*** Exercise data ***

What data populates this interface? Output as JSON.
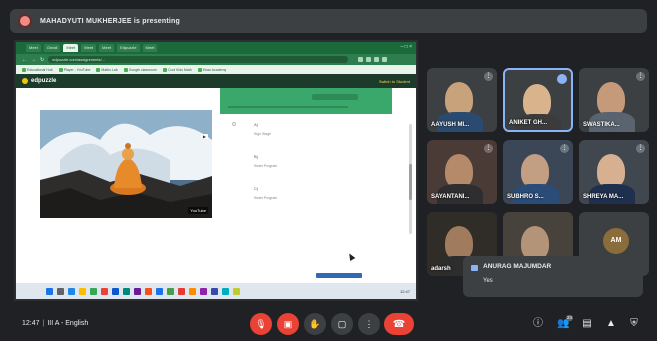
{
  "banner": {
    "text": "MAHADYUTI MUKHERJEE is presenting",
    "icon": "present-icon"
  },
  "browser": {
    "tabs": [
      "Meet",
      "Gmail",
      "Meet",
      "Meet",
      "Meet",
      "Edpuzzle",
      "Meet"
    ],
    "active_tab": 2,
    "url": "edpuzzle.com/assignments/...",
    "bookmarks": [
      "Educational Hub",
      "Player - YouTube",
      "Maths Lab",
      "Google classroom",
      "Cool Kids Math",
      "Khan Academy"
    ],
    "site_name": "edpuzzle",
    "top_right_link": "Switch to Student",
    "video_badge": "YouTube",
    "options": [
      {
        "key": "A)",
        "value": "Sign Stage"
      },
      {
        "key": "B)",
        "value": "Sister Program"
      },
      {
        "key": "C)",
        "value": "Sister Program"
      }
    ],
    "tray_time": "12:47"
  },
  "participants": [
    {
      "name": "AAYUSH MI...",
      "face": "#c8a27a",
      "body": "#2b4a70",
      "bg": "#5b6168"
    },
    {
      "name": "ANIKET GH...",
      "face": "#d9b38c",
      "body": "#3b3b3b",
      "bg": "#7a7f88",
      "active": true
    },
    {
      "name": "SWASTIKA...",
      "face": "#c49a7a",
      "body": "#5a6470",
      "bg": "#6d7077"
    },
    {
      "name": "SAYANTANI...",
      "face": "#b48a6a",
      "body": "#2e2e30",
      "bg": "#4b3b36"
    },
    {
      "name": "SUBHRO S...",
      "face": "#c29e82",
      "body": "#2a4c78",
      "bg": "#3b4756"
    },
    {
      "name": "SHREYA MA...",
      "face": "#d6b090",
      "body": "#1f2f4e",
      "bg": "#40474f"
    },
    {
      "name": "adarsh",
      "face": "#a07b5d",
      "body": "#2d2d2d",
      "bg": "#302c28"
    },
    {
      "name": "",
      "face": "#b39478",
      "body": "#3a3a3a",
      "bg": "#48423c"
    },
    {
      "name": "",
      "avatar": "AM",
      "bg": "#3c4043"
    }
  ],
  "chat": {
    "sender": "ANURAG MAJUMDAR",
    "message": "Yes"
  },
  "bottombar": {
    "time": "12:47",
    "meeting": "III A - English",
    "controls": [
      "mic-off-icon",
      "camera-off-icon",
      "raise-hand-icon",
      "present-icon",
      "more-options-icon"
    ],
    "end_call": "end-call-icon",
    "right_icons": [
      "info-icon",
      "people-icon",
      "chat-icon",
      "activities-icon",
      "host-controls-icon"
    ],
    "people_count": "24"
  }
}
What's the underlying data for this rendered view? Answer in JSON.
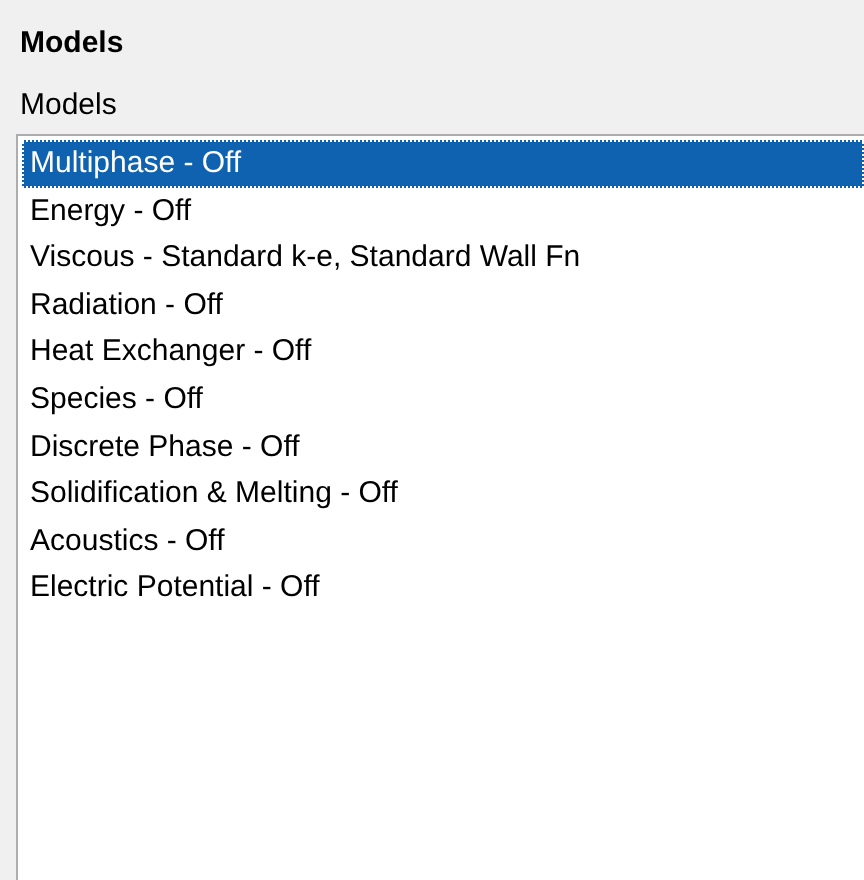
{
  "panel": {
    "title": "Models"
  },
  "list": {
    "label": "Models",
    "items": [
      {
        "text": "Multiphase - Off",
        "selected": true
      },
      {
        "text": "Energy - Off",
        "selected": false
      },
      {
        "text": "Viscous - Standard k-e, Standard Wall Fn",
        "selected": false
      },
      {
        "text": "Radiation - Off",
        "selected": false
      },
      {
        "text": "Heat Exchanger - Off",
        "selected": false
      },
      {
        "text": "Species - Off",
        "selected": false
      },
      {
        "text": "Discrete Phase - Off",
        "selected": false
      },
      {
        "text": "Solidification & Melting - Off",
        "selected": false
      },
      {
        "text": "Acoustics - Off",
        "selected": false
      },
      {
        "text": "Electric Potential - Off",
        "selected": false
      }
    ]
  }
}
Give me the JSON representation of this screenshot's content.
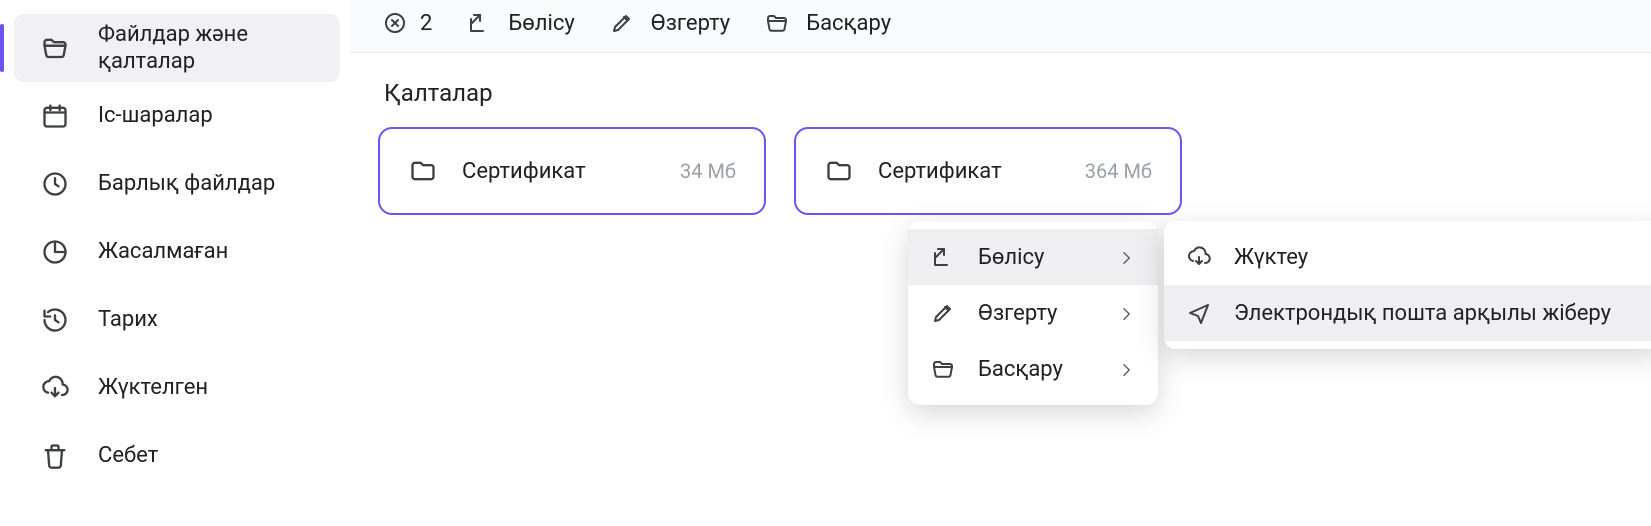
{
  "sidebar": {
    "items": [
      {
        "label": "Файлдар және қалталар"
      },
      {
        "label": "Іс-шаралар"
      },
      {
        "label": "Барлық файлдар"
      },
      {
        "label": "Жасалмаған"
      },
      {
        "label": "Тарих"
      },
      {
        "label": "Жүктелген"
      },
      {
        "label": "Себет"
      }
    ]
  },
  "toolbar": {
    "selected_count": "2",
    "share_label": "Бөлісу",
    "edit_label": "Өзгерту",
    "manage_label": "Басқару"
  },
  "main": {
    "section_title": "Қалталар",
    "folders": [
      {
        "name": "Сертификат",
        "size": "34 Мб"
      },
      {
        "name": "Сертификат",
        "size": "364 Мб"
      }
    ]
  },
  "context_menu": {
    "primary": [
      {
        "label": "Бөлісу"
      },
      {
        "label": "Өзгерту"
      },
      {
        "label": "Басқару"
      }
    ],
    "secondary": [
      {
        "label": "Жүктеу"
      },
      {
        "label": "Электрондық пошта арқылы жіберу"
      }
    ]
  }
}
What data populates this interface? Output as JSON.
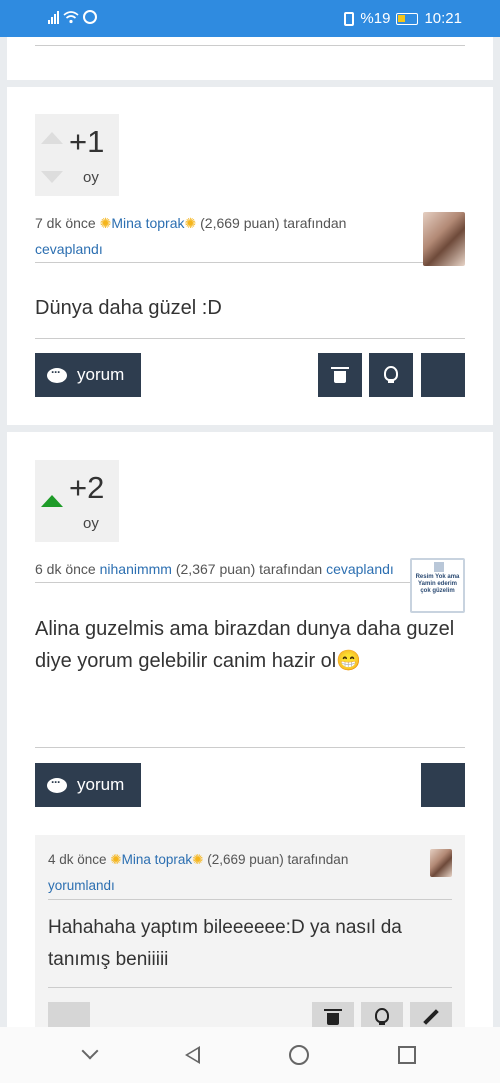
{
  "status": {
    "battery": "%19",
    "time": "10:21"
  },
  "answer1": {
    "votes": "+1",
    "vote_label": "oy",
    "meta_prefix": "7 dk önce ",
    "user": "Mina toprak",
    "star": "✺",
    "points": " (2,669 puan) tarafından",
    "action": "cevaplandı",
    "content": "Dünya daha güzel :D",
    "comment_label": "yorum"
  },
  "answer2": {
    "votes": "+2",
    "vote_label": "oy",
    "meta_prefix": "6 dk önce ",
    "user": "nihanimmm",
    "points": " (2,367 puan) tarafından ",
    "action": "cevaplandı",
    "content": "Alina guzelmis ama birazdan dunya daha guzel diye yorum gelebilir canim hazir ol😁",
    "avatar_text": "Resim Yok ama Yamin ederim çok güzelim",
    "comment_label": "yorum"
  },
  "comment1": {
    "meta_prefix": "4 dk önce ",
    "user": "Mina toprak",
    "star": "✺",
    "points": " (2,669 puan) tarafından",
    "action": "yorumlandı",
    "content": "Hahahaha yaptım bileeeeee:D ya nasıl da tanımış beniiiii"
  }
}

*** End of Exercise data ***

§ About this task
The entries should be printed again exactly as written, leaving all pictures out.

§ Your solution
What data populates this interface? Output as JSON.
{
  "banner": {
    "text": "MAHADYUTI MUKHERJEE is presenting",
    "icon": "present-icon"
  },
  "browser": {
    "tabs": [
      "Meet",
      "Gmail",
      "Meet",
      "Meet",
      "Meet",
      "Edpuzzle",
      "Meet"
    ],
    "active_tab": 2,
    "url": "edpuzzle.com/assignments/...",
    "bookmarks": [
      "Educational Hub",
      "Player - YouTube",
      "Maths Lab",
      "Google classroom",
      "Cool Kids Math",
      "Khan Academy"
    ],
    "site_name": "edpuzzle",
    "top_right_link": "Switch to Student",
    "video_badge": "YouTube",
    "options": [
      {
        "key": "A)",
        "value": "Sign Stage"
      },
      {
        "key": "B)",
        "value": "Sister Program"
      },
      {
        "key": "C)",
        "value": "Sister Program"
      }
    ],
    "tray_time": "12:47"
  },
  "participants": [
    {
      "name": "AAYUSH MI...",
      "face": "#c8a27a",
      "body": "#2b4a70",
      "bg": "#5b6168"
    },
    {
      "name": "ANIKET GH...",
      "face": "#d9b38c",
      "body": "#3b3b3b",
      "bg": "#7a7f88",
      "active": true
    },
    {
      "name": "SWASTIKA...",
      "face": "#c49a7a",
      "body": "#5a6470",
      "bg": "#6d7077"
    },
    {
      "name": "SAYANTANI...",
      "face": "#b48a6a",
      "body": "#2e2e30",
      "bg": "#4b3b36"
    },
    {
      "name": "SUBHRO S...",
      "face": "#c29e82",
      "body": "#2a4c78",
      "bg": "#3b4756"
    },
    {
      "name": "SHREYA MA...",
      "face": "#d6b090",
      "body": "#1f2f4e",
      "bg": "#40474f"
    },
    {
      "name": "adarsh",
      "face": "#a07b5d",
      "body": "#2d2d2d",
      "bg": "#302c28"
    },
    {
      "name": "",
      "face": "#b39478",
      "body": "#3a3a3a",
      "bg": "#48423c"
    },
    {
      "name": "",
      "avatar": "AM",
      "bg": "#3c4043"
    }
  ],
  "chat": {
    "sender": "ANURAG MAJUMDAR",
    "message": "Yes"
  },
  "bottombar": {
    "time": "12:47",
    "meeting": "III A - English",
    "controls": [
      "mic-off-icon",
      "camera-off-icon",
      "raise-hand-icon",
      "present-icon",
      "more-options-icon"
    ],
    "end_call": "end-call-icon",
    "right_icons": [
      "info-icon",
      "people-icon",
      "chat-icon",
      "activities-icon",
      "host-controls-icon"
    ],
    "people_count": "24"
  }
}
What's the underlying data for this rendered view? Answer in JSON.
{
  "panel": {
    "title": "Models"
  },
  "list": {
    "label": "Models",
    "items": [
      {
        "text": "Multiphase - Off",
        "selected": true
      },
      {
        "text": "Energy - Off",
        "selected": false
      },
      {
        "text": "Viscous - Standard k-e, Standard Wall Fn",
        "selected": false
      },
      {
        "text": "Radiation - Off",
        "selected": false
      },
      {
        "text": "Heat Exchanger - Off",
        "selected": false
      },
      {
        "text": "Species - Off",
        "selected": false
      },
      {
        "text": "Discrete Phase - Off",
        "selected": false
      },
      {
        "text": "Solidification & Melting - Off",
        "selected": false
      },
      {
        "text": "Acoustics - Off",
        "selected": false
      },
      {
        "text": "Electric Potential - Off",
        "selected": false
      }
    ]
  }
}
Give me the JSON representation of this screenshot's content.
{
  "sidebar": {
    "items": [
      {
        "label": "Файлдар және қалталар"
      },
      {
        "label": "Іс-шаралар"
      },
      {
        "label": "Барлық файлдар"
      },
      {
        "label": "Жасалмаған"
      },
      {
        "label": "Тарих"
      },
      {
        "label": "Жүктелген"
      },
      {
        "label": "Себет"
      }
    ]
  },
  "toolbar": {
    "selected_count": "2",
    "share_label": "Бөлісу",
    "edit_label": "Өзгерту",
    "manage_label": "Басқару"
  },
  "main": {
    "section_title": "Қалталар",
    "folders": [
      {
        "name": "Сертификат",
        "size": "34 Мб"
      },
      {
        "name": "Сертификат",
        "size": "364 Мб"
      }
    ]
  },
  "context_menu": {
    "primary": [
      {
        "label": "Бөлісу"
      },
      {
        "label": "Өзгерту"
      },
      {
        "label": "Басқару"
      }
    ],
    "secondary": [
      {
        "label": "Жүктеу"
      },
      {
        "label": "Электрондық пошта арқылы жіберу"
      }
    ]
  }
}
What data populates this interface? Output as JSON.
{
  "status": {
    "battery": "%19",
    "time": "10:21"
  },
  "answer1": {
    "votes": "+1",
    "vote_label": "oy",
    "meta_prefix": "7 dk önce ",
    "user": "Mina toprak",
    "star": "✺",
    "points": " (2,669 puan) tarafından",
    "action": "cevaplandı",
    "content": "Dünya daha güzel :D",
    "comment_label": "yorum"
  },
  "answer2": {
    "votes": "+2",
    "vote_label": "oy",
    "meta_prefix": "6 dk önce ",
    "user": "nihanimmm",
    "points": " (2,367 puan) tarafından ",
    "action": "cevaplandı",
    "content": "Alina guzelmis ama birazdan dunya daha guzel diye yorum gelebilir canim hazir ol😁",
    "avatar_text": "Resim Yok ama Yamin ederim çok güzelim",
    "comment_label": "yorum"
  },
  "comment1": {
    "meta_prefix": "4 dk önce ",
    "user": "Mina toprak",
    "star": "✺",
    "points": " (2,669 puan) tarafından",
    "action": "yorumlandı",
    "content": "Hahahaha yaptım bileeeeee:D ya nasıl da tanımış beniiiii"
  }
}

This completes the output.